Several media figures jumped at the tragic shooting of Congresswoman Gabrielle Giffords, Arizona Democrat, as a way to further whatever political agenda they have.
Though the motive of accused shooter Jared Lee Loughner has not yet been determined, left wing bloggers are calling this a political assassination inspired by former Alaska Governor Sarah Palin and the Tea Party movement. Also, media figures and reporters immediately blamed Palin and the Tea Party movement, many before the name of the suspected shooter had even been released.
Left wing blog Daily Kos founder Markos Moulitsas tweeted, “If Palin’s crosshair effort was excusable, why has her PAC scrubbed her site of that page?,” trying to tie Loughner to Palin and the Tea Party movement. Moulitsas also tweeted, “How dare people ‘politicize’ a political assassination!”
Also, referencing Palin’s map of “targets” of congressional seats held by vulnerable Democrats during the 2010 midterm elections, on which Palin marks Giffords’ district in Arizona as one of them, Moulitsas tweeted, “Mission accomplished, Sarah Palin.”
Moulitsas removed a post from his site shortly after the shooting that was published Thursday in which a blogger attacked Giffords from the left for being too conservative a Democrat. Though the post, titled “My CongressWOMAN voted against Nancy Pelosi! And is now DEAD to me!,” has been removed, Google caches of it show that the blogger was upset at Giffords for voting against Nancy Pelosi for House minority leader and infuriated at Giffords for being too conservative.
At Slate magazine, former Washington Post reporter Dave Weigel immediately started tying Loughner’s actions into the Tea Party movement, before Loughner’s name was even released, and, via Twitter and his blog, Weigel railed against the Tea Party movement for supporting violence. Weigel also compared the shooting and its potential long term ramifications to the political effects after of the 1995 Oklahoma City bombing.

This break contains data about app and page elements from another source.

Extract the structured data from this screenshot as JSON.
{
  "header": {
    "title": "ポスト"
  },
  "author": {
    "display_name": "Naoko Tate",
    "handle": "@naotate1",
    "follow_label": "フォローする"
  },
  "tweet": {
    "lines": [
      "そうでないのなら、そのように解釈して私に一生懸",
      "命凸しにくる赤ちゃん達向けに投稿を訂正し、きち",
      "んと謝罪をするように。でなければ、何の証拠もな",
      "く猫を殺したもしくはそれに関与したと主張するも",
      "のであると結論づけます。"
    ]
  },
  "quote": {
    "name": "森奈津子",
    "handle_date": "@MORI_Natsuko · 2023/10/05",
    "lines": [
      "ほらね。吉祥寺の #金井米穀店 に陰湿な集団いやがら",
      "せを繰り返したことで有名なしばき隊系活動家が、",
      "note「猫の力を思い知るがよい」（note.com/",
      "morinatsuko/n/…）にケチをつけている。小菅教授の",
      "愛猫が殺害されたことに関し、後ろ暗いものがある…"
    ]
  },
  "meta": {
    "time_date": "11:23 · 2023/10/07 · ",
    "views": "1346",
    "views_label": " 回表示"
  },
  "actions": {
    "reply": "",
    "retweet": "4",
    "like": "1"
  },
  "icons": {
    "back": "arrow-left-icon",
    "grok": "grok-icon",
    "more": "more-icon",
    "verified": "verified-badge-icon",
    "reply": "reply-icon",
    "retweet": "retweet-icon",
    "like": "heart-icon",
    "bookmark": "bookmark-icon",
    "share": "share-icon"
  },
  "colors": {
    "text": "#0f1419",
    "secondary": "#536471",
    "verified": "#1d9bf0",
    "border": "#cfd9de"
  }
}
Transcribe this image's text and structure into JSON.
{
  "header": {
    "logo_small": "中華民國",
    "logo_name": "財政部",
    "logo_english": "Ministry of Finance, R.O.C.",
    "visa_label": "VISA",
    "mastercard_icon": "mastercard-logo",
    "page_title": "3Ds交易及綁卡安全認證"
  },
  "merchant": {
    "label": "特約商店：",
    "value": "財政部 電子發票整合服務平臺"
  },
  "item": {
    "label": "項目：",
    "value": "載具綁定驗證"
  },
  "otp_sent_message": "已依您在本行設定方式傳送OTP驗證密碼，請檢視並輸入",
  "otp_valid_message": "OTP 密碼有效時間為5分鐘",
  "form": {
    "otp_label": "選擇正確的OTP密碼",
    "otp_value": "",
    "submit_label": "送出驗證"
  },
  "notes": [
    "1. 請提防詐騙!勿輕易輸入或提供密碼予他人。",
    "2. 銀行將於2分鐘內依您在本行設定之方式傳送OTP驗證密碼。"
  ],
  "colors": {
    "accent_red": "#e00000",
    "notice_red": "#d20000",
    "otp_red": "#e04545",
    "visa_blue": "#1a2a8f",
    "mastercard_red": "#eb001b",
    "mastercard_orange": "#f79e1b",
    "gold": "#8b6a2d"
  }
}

“If you are a Republican politician, and you allow yourself a callow thought today, you flash back to 1995 and the Oklahoma City bombing,” Weigel wrote. “It occurred four months after Republicans took over Congress, and Republicans thought they heard President Clinton turning the tragedy back onto them in his remarks at the memorial service.”
Weigel then wrote that, “Like it or not, this is what our national conversation will now turn back to.”
That’s something Howard Fineman at The Huffington Post furthered, adding that President Barack Obama should learn from how President Bill Clinton handled the aftermath of the tragic bombing in Oklahoma City by Timothy McVeigh.
“Clinton’s political resurrection began four days later [after the bombing -- Newt Gingrich had swept into Congress with a new Republican majority in the House as result of the previous midterm election]. It had nothing to do with McVeigh, a former soldier who had taken a murderous turn from anti-authoritarianism to racist paranoia,” Fineman wrote. “The president was careful, as well he should have been, to avoid suggesting any link between his political foes and the event. Rather, in a short but eloquent address — now regarded as a classic of modern presidential rhetoric — he recalled his own roots in nearby Arkansas, invoked God and the Bible, and called not only for justice but also for tolerance, forbearance and love.”